DIRECTIONS FOR THIS TASK: Below are records; count the lines in them that hold "Shift" and give only the count.

# # # # # # #

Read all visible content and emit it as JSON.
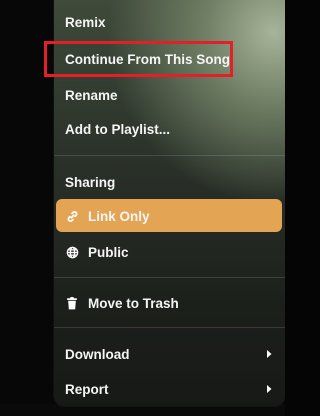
{
  "menu": {
    "remix": "Remix",
    "continue": "Continue From This Song",
    "rename": "Rename",
    "add_to_playlist": "Add to Playlist...",
    "sharing": "Sharing",
    "link_only": "Link Only",
    "public": "Public",
    "move_to_trash": "Move to Trash",
    "download": "Download",
    "report": "Report"
  },
  "colors": {
    "highlight_outline": "#e32028",
    "selected_background": "#e3a454"
  },
  "icons": {
    "link_only": "link-icon",
    "public": "globe-icon",
    "move_to_trash": "trash-icon",
    "download": "chevron-right-icon",
    "report": "chevron-right-icon"
  }
}
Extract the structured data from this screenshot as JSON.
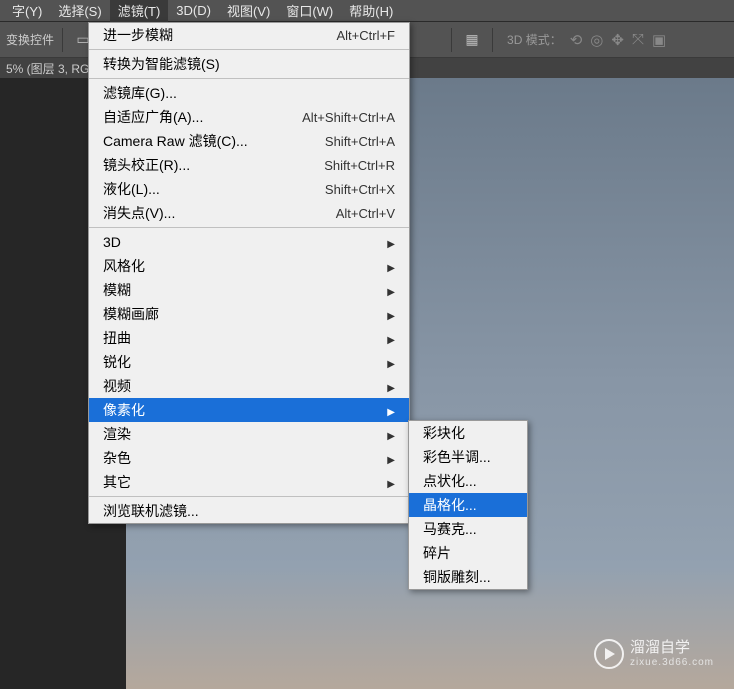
{
  "menubar": {
    "items": [
      "字(Y)",
      "选择(S)",
      "滤镜(T)",
      "3D(D)",
      "视图(V)",
      "窗口(W)",
      "帮助(H)"
    ],
    "active_index": 2
  },
  "toolbar": {
    "transform_label": "变换控件",
    "mode3d_label": "3D 模式："
  },
  "status": {
    "text": "5% (图层 3, RG"
  },
  "dropdown": {
    "recent": {
      "label": "进一步模糊",
      "shortcut": "Alt+Ctrl+F"
    },
    "smart": {
      "label": "转换为智能滤镜(S)"
    },
    "group1": [
      {
        "label": "滤镜库(G)...",
        "shortcut": ""
      },
      {
        "label": "自适应广角(A)...",
        "shortcut": "Alt+Shift+Ctrl+A"
      },
      {
        "label": "Camera Raw 滤镜(C)...",
        "shortcut": "Shift+Ctrl+A"
      },
      {
        "label": "镜头校正(R)...",
        "shortcut": "Shift+Ctrl+R"
      },
      {
        "label": "液化(L)...",
        "shortcut": "Shift+Ctrl+X"
      },
      {
        "label": "消失点(V)...",
        "shortcut": "Alt+Ctrl+V"
      }
    ],
    "group2": [
      {
        "label": "3D",
        "sub": true
      },
      {
        "label": "风格化",
        "sub": true
      },
      {
        "label": "模糊",
        "sub": true
      },
      {
        "label": "模糊画廊",
        "sub": true
      },
      {
        "label": "扭曲",
        "sub": true
      },
      {
        "label": "锐化",
        "sub": true
      },
      {
        "label": "视频",
        "sub": true
      },
      {
        "label": "像素化",
        "sub": true,
        "hover": true
      },
      {
        "label": "渲染",
        "sub": true
      },
      {
        "label": "杂色",
        "sub": true
      },
      {
        "label": "其它",
        "sub": true
      }
    ],
    "browse": {
      "label": "浏览联机滤镜..."
    }
  },
  "submenu": {
    "items": [
      {
        "label": "彩块化"
      },
      {
        "label": "彩色半调..."
      },
      {
        "label": "点状化..."
      },
      {
        "label": "晶格化...",
        "hover": true
      },
      {
        "label": "马赛克..."
      },
      {
        "label": "碎片"
      },
      {
        "label": "铜版雕刻..."
      }
    ]
  },
  "watermark": {
    "brand": "溜溜自学",
    "url": "zixue.3d66.com"
  }
}
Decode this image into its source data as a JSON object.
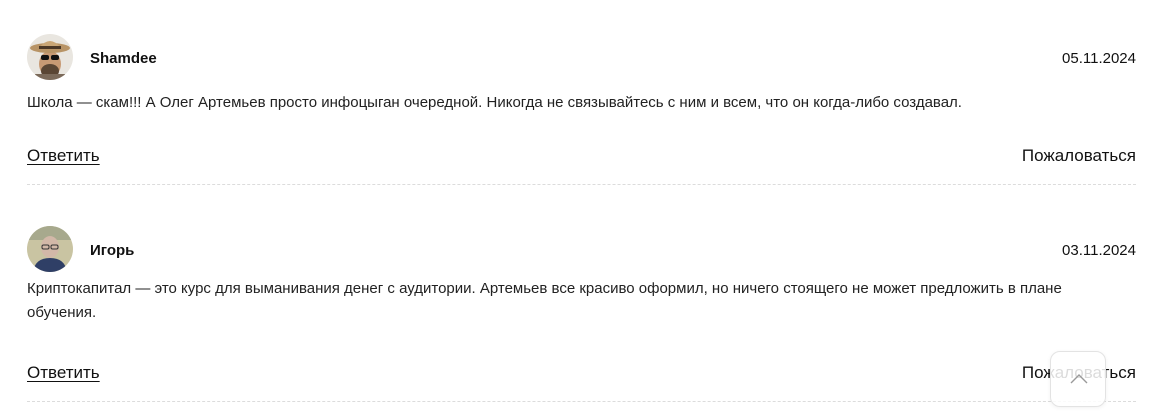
{
  "comments": [
    {
      "author": "Shamdee",
      "date": "05.11.2024",
      "text": "Школа — скам!!! А Олег Артемьев просто инфоцыган очередной. Никогда не связывайтесь с ним и всем, что он когда-либо создавал.",
      "reply_label": "Ответить",
      "report_label": "Пожаловаться"
    },
    {
      "author": "Игорь",
      "date": "03.11.2024",
      "text": "Криптокапитал — это курс для выманивания денег с аудитории. Артемьев все красиво оформил, но ничего стоящего не может предложить в плане обучения.",
      "reply_label": "Ответить",
      "report_label": "Пожаловаться"
    }
  ],
  "scroll_top": {
    "icon": "chevron-up-icon"
  },
  "colors": {
    "text": "#1a1a1a",
    "divider": "#dcdcdc",
    "background": "#ffffff"
  }
}
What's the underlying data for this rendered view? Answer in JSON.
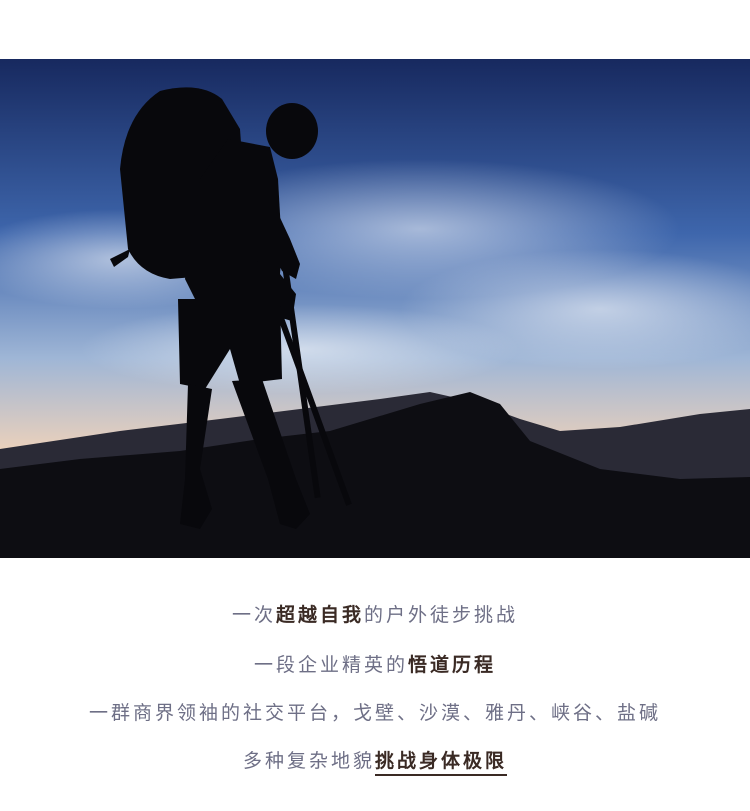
{
  "photo": {
    "subject": "hiker-silhouette",
    "colors": {
      "sky_top": "#1b2f6e",
      "sky_mid": "#4a73b8",
      "horizon": "#f2c9a6",
      "silhouette": "#0b0b10"
    }
  },
  "caption": {
    "line1": {
      "pre": "一次",
      "highlight": "超越自我",
      "post": "的户外徒步挑战"
    },
    "line2": {
      "pre": "一段企业精英的",
      "highlight": "悟道历程"
    },
    "line3": {
      "text": "一群商界领袖的社交平台，戈壁、沙漠、雅丹、峡谷、盐碱"
    },
    "line4": {
      "pre": "多种复杂地貌",
      "highlight": "挑战身体极限"
    }
  }
}
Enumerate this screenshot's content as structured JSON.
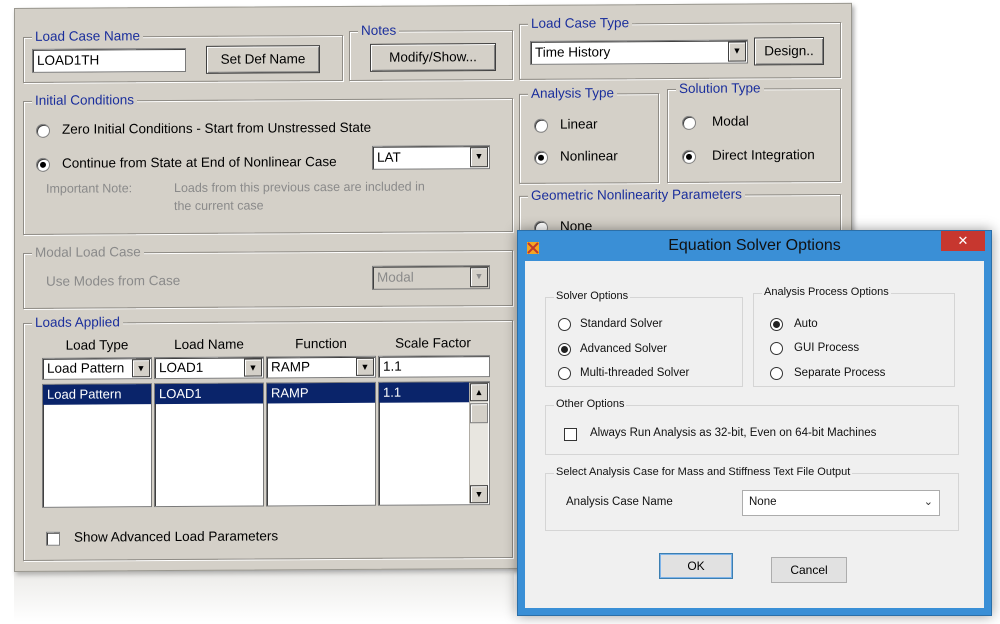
{
  "main": {
    "load_case_name": {
      "title": "Load Case Name",
      "value": "LOAD1TH",
      "set_def_button": "Set Def Name"
    },
    "notes": {
      "title": "Notes",
      "button": "Modify/Show..."
    },
    "load_case_type": {
      "title": "Load Case Type",
      "value": "Time History",
      "design_button": "Design.."
    },
    "initial_conditions": {
      "title": "Initial Conditions",
      "option1": "Zero Initial Conditions - Start from Unstressed State",
      "option2": "Continue from State at End of Nonlinear Case",
      "case_value": "LAT",
      "note_label": "Important Note:",
      "note_line1": "Loads from this previous case are included in",
      "note_line2": "the current case",
      "selected": 2
    },
    "analysis_type": {
      "title": "Analysis Type",
      "linear": "Linear",
      "nonlinear": "Nonlinear",
      "selected": "nonlinear"
    },
    "solution_type": {
      "title": "Solution Type",
      "modal": "Modal",
      "direct": "Direct Integration",
      "selected": "direct"
    },
    "geometric_nonlinearity": {
      "title": "Geometric Nonlinearity Parameters",
      "none": "None"
    },
    "modal_load_case": {
      "title": "Modal Load Case",
      "label": "Use Modes from Case",
      "value": "Modal"
    },
    "loads_applied": {
      "title": "Loads Applied",
      "headers": [
        "Load Type",
        "Load Name",
        "Function",
        "Scale Factor"
      ],
      "edit_row": [
        "Load Pattern",
        "LOAD1",
        "RAMP",
        "1.1"
      ],
      "rows": [
        [
          "Load Pattern",
          "LOAD1",
          "RAMP",
          "1.1"
        ]
      ],
      "show_advanced": "Show Advanced Load Parameters"
    }
  },
  "solver_dialog": {
    "title": "Equation Solver Options",
    "close_icon": "close-icon",
    "solver_options": {
      "title": "Solver Options",
      "items": [
        "Standard Solver",
        "Advanced Solver",
        "Multi-threaded Solver"
      ],
      "selected": 1
    },
    "process_options": {
      "title": "Analysis Process Options",
      "items": [
        "Auto",
        "GUI Process",
        "Separate Process"
      ],
      "selected": 0
    },
    "other_options": {
      "title": "Other Options",
      "checkbox": "Always Run Analysis as 32-bit, Even on 64-bit Machines"
    },
    "text_output": {
      "title": "Select Analysis Case for Mass and Stiffness Text File Output",
      "label": "Analysis Case Name",
      "value": "None"
    },
    "ok": "OK",
    "cancel": "Cancel"
  }
}
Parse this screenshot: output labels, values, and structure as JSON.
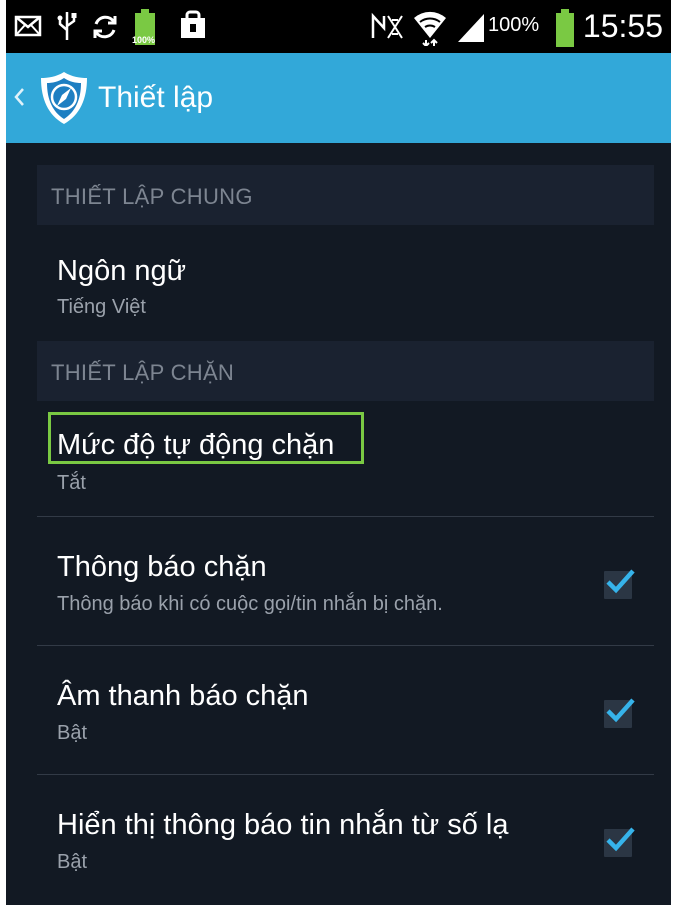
{
  "status_bar": {
    "battery_small_label": "100%",
    "battery_percent": "100%",
    "time": "15:55"
  },
  "action_bar": {
    "title": "Thiết lập"
  },
  "sections": [
    {
      "header": "THIẾT LẬP CHUNG",
      "items": [
        {
          "title": "Ngôn ngữ",
          "subtitle": "Tiếng Việt"
        }
      ]
    },
    {
      "header": "THIẾT LẬP CHẶN",
      "items": [
        {
          "title": "Mức độ tự động chặn",
          "subtitle": "Tắt"
        },
        {
          "title": "Thông báo chặn",
          "subtitle": "Thông báo khi có cuộc gọi/tin nhắn bị chặn.",
          "checked": true
        },
        {
          "title": "Âm thanh báo chặn",
          "subtitle": "Bật",
          "checked": true
        },
        {
          "title": "Hiển thị thông báo tin nhắn từ số lạ",
          "subtitle": "Bật",
          "checked": true
        }
      ]
    }
  ],
  "colors": {
    "action_bar": "#32a8d9",
    "background": "#121923",
    "section_header_bg": "#1a2230",
    "highlight": "#7ac943",
    "check": "#36b3ea"
  }
}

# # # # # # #

ANSWER BELOW: 4